(Names have been left out in order to respect the writer)
I hope you can help me out in my dilemma. I am solo clarinetist in ****** band also do a fair bit of freelance playing on the side as well. Iíve been playing on professional Selmer clarinets since High School (1982) and Iíve always been satisfied with the instruments. I own a Selmer 10S & a Selmer Centered Tone. . I am currently playing on a 10SII which I have been playing on for the last eight years. Itís generally been a very good instrument. Iím able to play in tune with the rest of the section (who all play Buffets) although; Iíve had to work quite a bit on the intonation in the altissimo register.
After doing some research on the pro Selmer horns, I became interested in the new Signature model. I was impressed with the feedback from other clarinetists about the great intonation and response. I also had the opportunity to try one last year while I was visiting Tokyo Japan. It played extremely well in tune and was very free blowing.
Hereís the problem. I requested four or five Signature clarinets to try out with the idea of keeping one of them for purchase. The local instrument dealer who won the tender and supplied the clarinet for me was only able to obtain two clarinets from the supplier (I assume that would be Selmer in Elkhart Indiana) They came in last week Iíve tried them both & two of my colleagues have also tried them out & weíve all come up with the same conclusions. In both instruments, the low E & F and the middle register B & C are extremely flat (twenty cents or more). You canít even begin to try to adjust these notes with your embouchure. Is this a problem that can be fixed or are there just poorly manufactured clarinets with unfixable intonation problems? Complicating this problem is the fact that the money in the budget has to be spent by the end of this month or the funds are lost. So, if I do not accept either instrument, theyíre sent back the supplier and I may have to wait a year or more before I can order another. Is there any truth to the notion that Paris keeps the best clarinets for themselves, sends the rest to the U.S. and other countries & Selmer U.S. sends their rejects to Canada? ——————————————————————–

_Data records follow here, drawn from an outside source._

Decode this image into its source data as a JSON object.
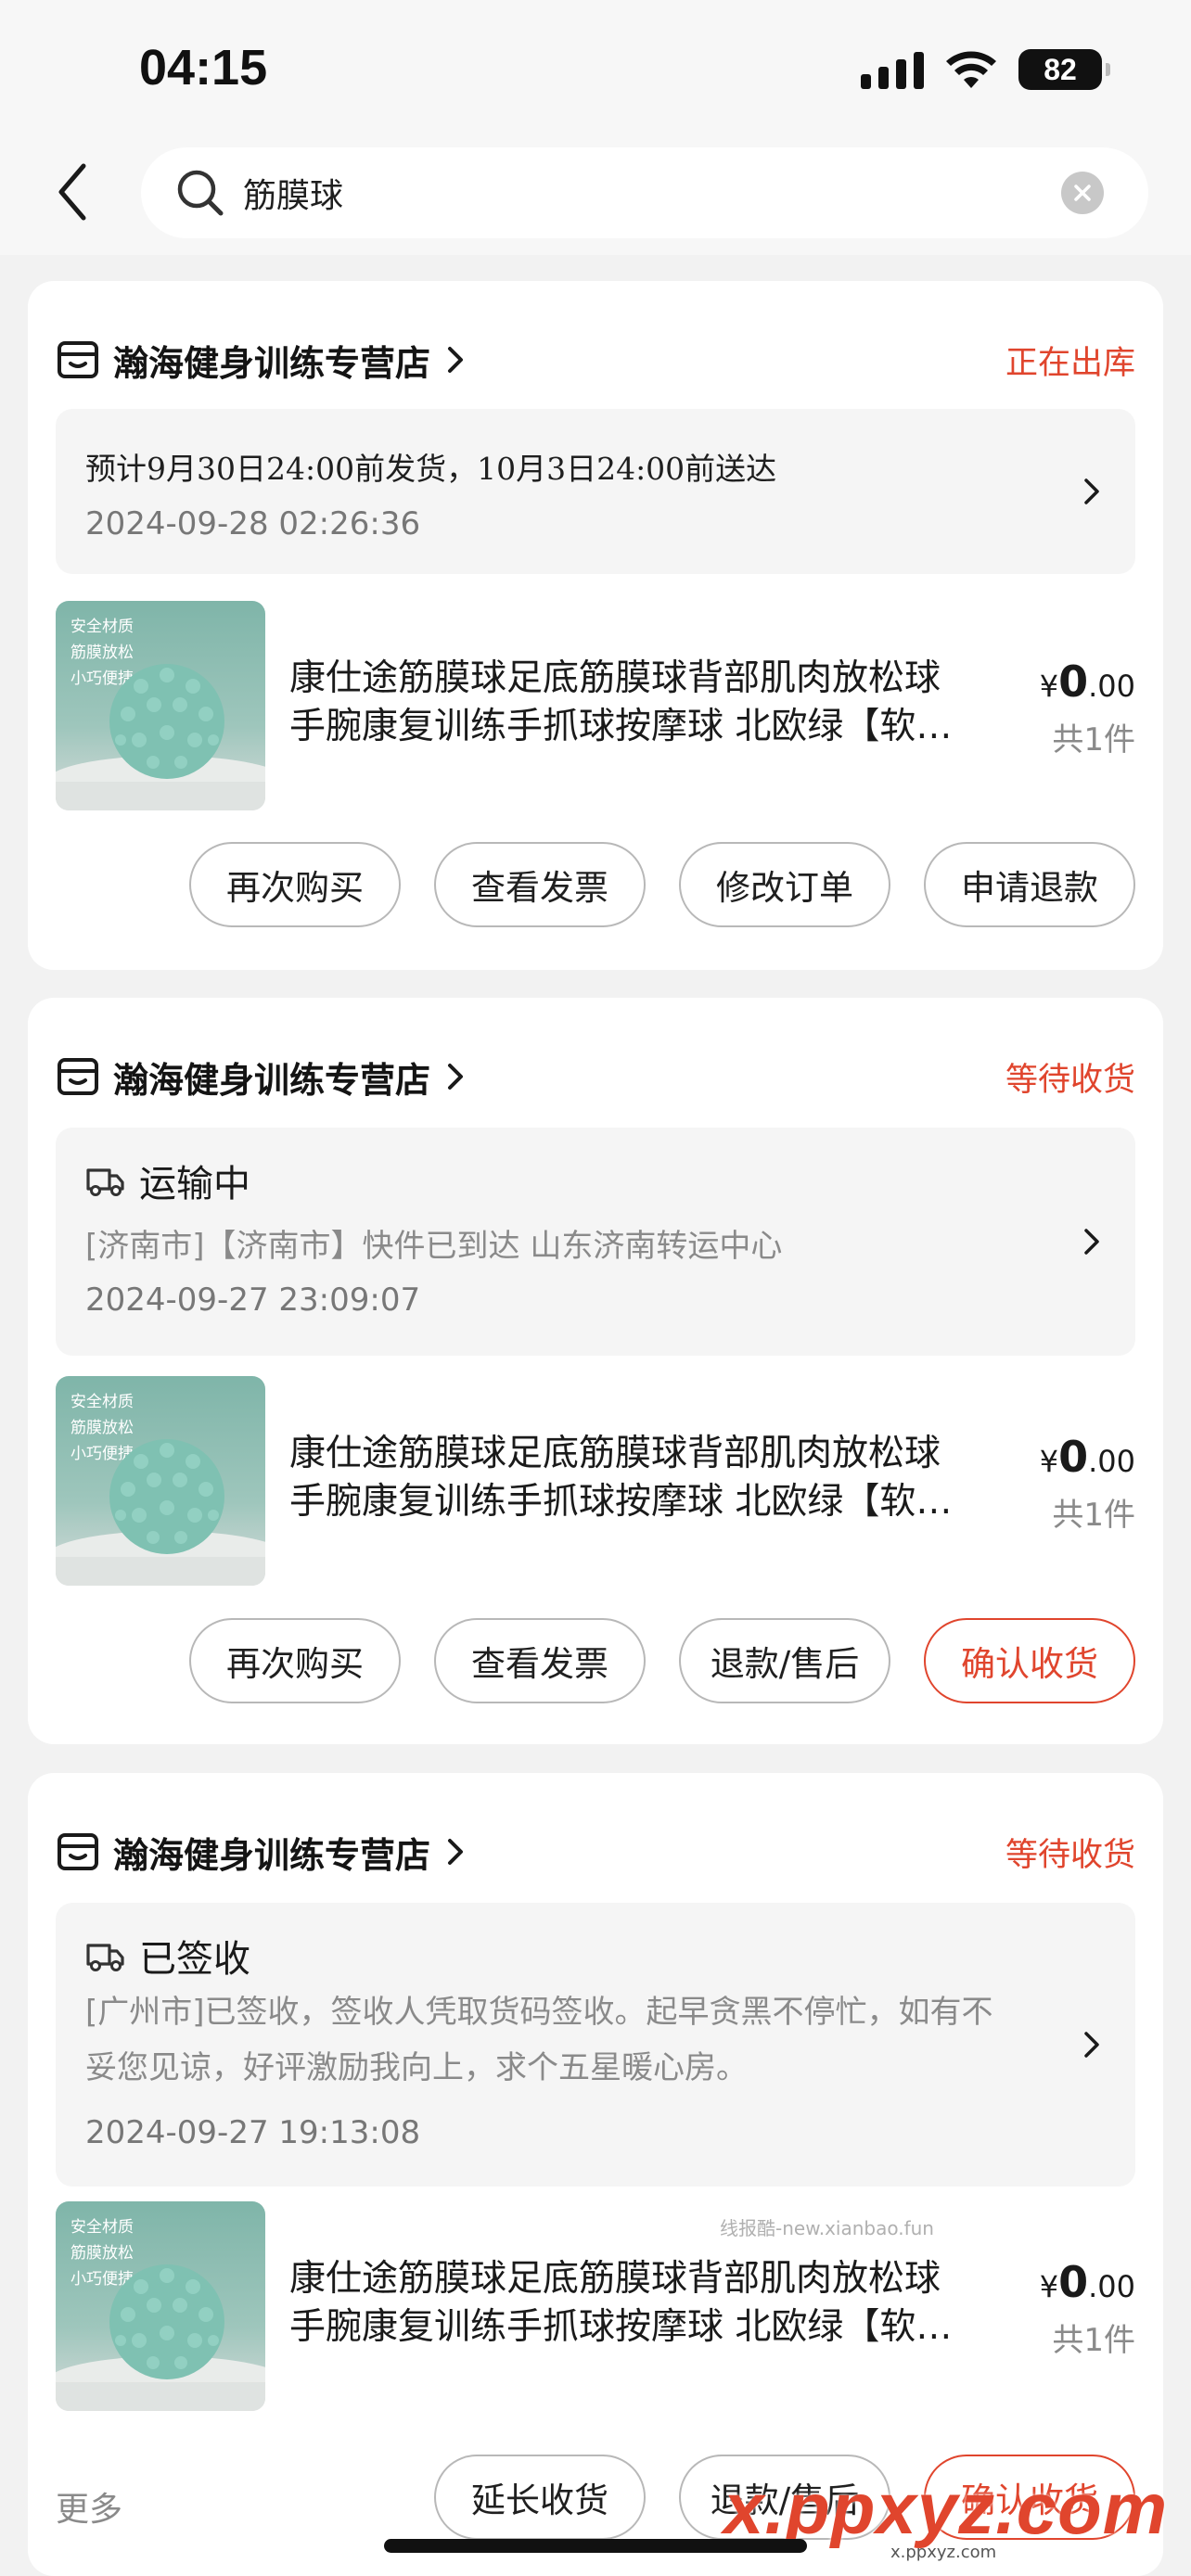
{
  "status_bar": {
    "time": "04:15",
    "battery": "82"
  },
  "search": {
    "query": "筋膜球"
  },
  "orders": [
    {
      "shop_name": "瀚海健身训练专营店",
      "status": "正在出库",
      "ship_plan": "预计9月30日24:00前发货，10月3日24:00前送达",
      "info_time": "2024-09-28 02:26:36",
      "product": {
        "image_tags": [
          "安全材质",
          "筋膜放松",
          "小巧便捷"
        ],
        "title_line1": "康仕途筋膜球足底筋膜球背部肌肉放松球",
        "title_line2": "手腕康复训练手抓球按摩球 北欧绿【软…",
        "price_symbol": "¥",
        "price_int": "0",
        "price_dec": ".00",
        "quantity": "共1件"
      },
      "buttons": [
        "再次购买",
        "查看发票",
        "修改订单",
        "申请退款"
      ]
    },
    {
      "shop_name": "瀚海健身训练专营店",
      "status": "等待收货",
      "logistics_title": "运输中",
      "logistics_detail": "[济南市]【济南市】快件已到达 山东济南转运中心",
      "info_time": "2024-09-27 23:09:07",
      "product": {
        "image_tags": [
          "安全材质",
          "筋膜放松",
          "小巧便捷"
        ],
        "title_line1": "康仕途筋膜球足底筋膜球背部肌肉放松球",
        "title_line2": "手腕康复训练手抓球按摩球 北欧绿【软…",
        "price_symbol": "¥",
        "price_int": "0",
        "price_dec": ".00",
        "quantity": "共1件"
      },
      "buttons": [
        "再次购买",
        "查看发票",
        "退款/售后",
        "确认收货"
      ]
    },
    {
      "shop_name": "瀚海健身训练专营店",
      "status": "等待收货",
      "logistics_title": "已签收",
      "logistics_detail_line1": "[广州市]已签收，签收人凭取货码签收。起早贪黑不停忙，如有不",
      "logistics_detail_line2": "妥您见谅，好评激励我向上，求个五星暖心房。",
      "info_time": "2024-09-27 19:13:08",
      "product": {
        "image_tags": [
          "安全材质",
          "筋膜放松",
          "小巧便捷"
        ],
        "title_line1": "康仕途筋膜球足底筋膜球背部肌肉放松球",
        "title_line2": "手腕康复训练手抓球按摩球 北欧绿【软…",
        "price_symbol": "¥",
        "price_int": "0",
        "price_dec": ".00",
        "quantity": "共1件"
      },
      "more_label": "更多",
      "buttons": [
        "延长收货",
        "退款/售后",
        "确认收货"
      ]
    }
  ],
  "watermarks": {
    "small": "线报酷-new.xianbao.fun",
    "big": "x.ppxyz.com",
    "sub": "x.ppxyz.com"
  },
  "colors": {
    "accent": "#e0452d",
    "background": "#f2f2f2"
  }
}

As far as Paris keeping the best clarinets for themselves, that is absolutley not true. They sell many more hundreds of instruments on this continent than in Europe , hence it would be very bad business for them to do this. (The supplier sent you only two because he only asked for two) My immediate response is to send the horns back right away and also to request a Buffet instead.
That probably sounds heretic to you, but I have been in sections wherein I was the only player of Selmer and it is uncomfortable musically as well as personally.

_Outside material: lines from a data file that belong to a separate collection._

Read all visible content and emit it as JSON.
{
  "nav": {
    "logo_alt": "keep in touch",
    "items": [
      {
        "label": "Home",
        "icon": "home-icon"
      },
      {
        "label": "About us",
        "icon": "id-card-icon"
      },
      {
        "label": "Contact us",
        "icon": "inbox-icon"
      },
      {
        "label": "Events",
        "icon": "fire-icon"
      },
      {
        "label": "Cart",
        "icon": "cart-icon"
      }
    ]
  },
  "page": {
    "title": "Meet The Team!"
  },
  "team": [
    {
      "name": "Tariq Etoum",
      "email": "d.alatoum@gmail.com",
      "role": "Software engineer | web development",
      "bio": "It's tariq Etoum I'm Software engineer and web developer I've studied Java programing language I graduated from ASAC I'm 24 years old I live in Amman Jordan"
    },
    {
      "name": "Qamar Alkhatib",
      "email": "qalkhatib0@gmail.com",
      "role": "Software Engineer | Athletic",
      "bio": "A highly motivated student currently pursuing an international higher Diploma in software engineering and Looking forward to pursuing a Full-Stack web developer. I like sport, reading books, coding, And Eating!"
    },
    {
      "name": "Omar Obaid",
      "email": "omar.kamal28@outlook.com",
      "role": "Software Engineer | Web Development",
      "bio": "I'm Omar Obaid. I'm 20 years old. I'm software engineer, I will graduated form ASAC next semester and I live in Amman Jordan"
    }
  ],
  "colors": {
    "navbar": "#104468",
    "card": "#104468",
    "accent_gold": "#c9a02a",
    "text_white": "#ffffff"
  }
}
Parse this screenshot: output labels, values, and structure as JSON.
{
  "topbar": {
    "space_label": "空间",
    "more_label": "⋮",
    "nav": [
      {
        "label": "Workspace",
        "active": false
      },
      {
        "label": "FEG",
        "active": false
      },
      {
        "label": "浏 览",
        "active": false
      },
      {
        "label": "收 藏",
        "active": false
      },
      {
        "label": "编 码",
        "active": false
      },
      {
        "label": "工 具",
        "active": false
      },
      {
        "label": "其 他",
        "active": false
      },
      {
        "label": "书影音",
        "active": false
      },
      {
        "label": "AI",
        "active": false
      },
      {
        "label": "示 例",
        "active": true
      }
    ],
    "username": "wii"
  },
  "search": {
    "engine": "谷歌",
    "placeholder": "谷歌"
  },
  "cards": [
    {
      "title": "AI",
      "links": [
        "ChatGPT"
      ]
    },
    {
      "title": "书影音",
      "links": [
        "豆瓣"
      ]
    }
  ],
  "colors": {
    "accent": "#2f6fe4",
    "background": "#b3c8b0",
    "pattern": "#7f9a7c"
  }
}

The Selmer horn has been playing low at the bottom of the horn since the entrance of the first Recital, of which I had a set. The low f was unplayable unless you whispered into the instrument. I ended up donating them to Concordia University.
I find that this problem with Selmer is here, and you have corroborated it.
You are a professional and I would consider changing horns if I were you.
I am currently playing Yamaha and they have the best tuning…..period.
The high register is much better than either Selmer or Buffet.
As soloist with the band you ought to be able to play what you want and they ought to be able to accomodate your wishes.
There is of course the possibility that the bell might help if you had it cut, again probably a hereitc thought but you have the same thing in 12ths on the intrument, so what can you lose. Or see if you can get a shorter bell from a colleague to try. Me, I would have it cut, period, especially if I could not send the horns back.
Your band director will help you on this; I just know he will. A couple of phone calls from him to Selmer will help, I just know it, and he can do things with the budget, that I am sure.
Let me know what happens.